Activity:
Go through the listing below. Copy each line that has the string "icon".

Exercise material:
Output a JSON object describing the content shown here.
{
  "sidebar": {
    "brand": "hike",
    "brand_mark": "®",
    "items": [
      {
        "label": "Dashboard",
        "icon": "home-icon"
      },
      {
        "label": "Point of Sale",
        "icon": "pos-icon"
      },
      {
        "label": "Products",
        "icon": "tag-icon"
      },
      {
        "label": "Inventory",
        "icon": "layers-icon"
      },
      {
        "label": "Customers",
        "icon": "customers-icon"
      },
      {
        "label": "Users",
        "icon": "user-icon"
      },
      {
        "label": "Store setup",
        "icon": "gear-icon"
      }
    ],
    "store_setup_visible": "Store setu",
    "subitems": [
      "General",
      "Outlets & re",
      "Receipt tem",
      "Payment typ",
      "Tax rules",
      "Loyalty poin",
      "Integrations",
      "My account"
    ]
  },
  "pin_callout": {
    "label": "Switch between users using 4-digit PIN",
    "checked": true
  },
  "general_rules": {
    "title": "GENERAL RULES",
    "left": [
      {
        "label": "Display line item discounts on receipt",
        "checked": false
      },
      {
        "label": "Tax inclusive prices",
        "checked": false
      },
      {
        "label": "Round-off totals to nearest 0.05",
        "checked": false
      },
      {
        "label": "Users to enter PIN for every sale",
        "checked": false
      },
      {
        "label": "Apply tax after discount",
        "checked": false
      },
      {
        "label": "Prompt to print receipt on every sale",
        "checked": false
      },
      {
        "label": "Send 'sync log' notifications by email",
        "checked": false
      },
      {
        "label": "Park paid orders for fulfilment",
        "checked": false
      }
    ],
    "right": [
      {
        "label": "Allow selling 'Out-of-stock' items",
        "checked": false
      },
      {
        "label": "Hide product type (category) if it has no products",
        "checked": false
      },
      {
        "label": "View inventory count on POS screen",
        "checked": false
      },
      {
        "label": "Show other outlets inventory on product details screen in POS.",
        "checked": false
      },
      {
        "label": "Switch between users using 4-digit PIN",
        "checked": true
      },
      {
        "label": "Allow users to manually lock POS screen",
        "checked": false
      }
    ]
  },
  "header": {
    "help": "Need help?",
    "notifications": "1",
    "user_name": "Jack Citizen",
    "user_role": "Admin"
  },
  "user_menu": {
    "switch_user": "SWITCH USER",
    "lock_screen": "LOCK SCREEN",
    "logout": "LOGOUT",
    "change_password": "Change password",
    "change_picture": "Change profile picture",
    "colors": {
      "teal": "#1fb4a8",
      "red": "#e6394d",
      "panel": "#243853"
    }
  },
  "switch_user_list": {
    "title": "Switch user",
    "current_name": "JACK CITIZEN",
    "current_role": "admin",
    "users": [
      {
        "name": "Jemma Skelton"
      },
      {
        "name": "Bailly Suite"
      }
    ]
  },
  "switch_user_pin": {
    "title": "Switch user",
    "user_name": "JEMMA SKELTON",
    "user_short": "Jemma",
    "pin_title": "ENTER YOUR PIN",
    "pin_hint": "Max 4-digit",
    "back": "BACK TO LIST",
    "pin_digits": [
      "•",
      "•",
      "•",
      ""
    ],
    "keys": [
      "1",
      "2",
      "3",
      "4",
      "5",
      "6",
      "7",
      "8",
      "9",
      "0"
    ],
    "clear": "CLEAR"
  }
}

Reply to the exercise:
        "icon": "home-icon"
        "icon": "pos-icon"
        "icon": "tag-icon"
        "icon": "layers-icon"
        "icon": "customers-icon"
        "icon": "user-icon"
        "icon": "gear-icon"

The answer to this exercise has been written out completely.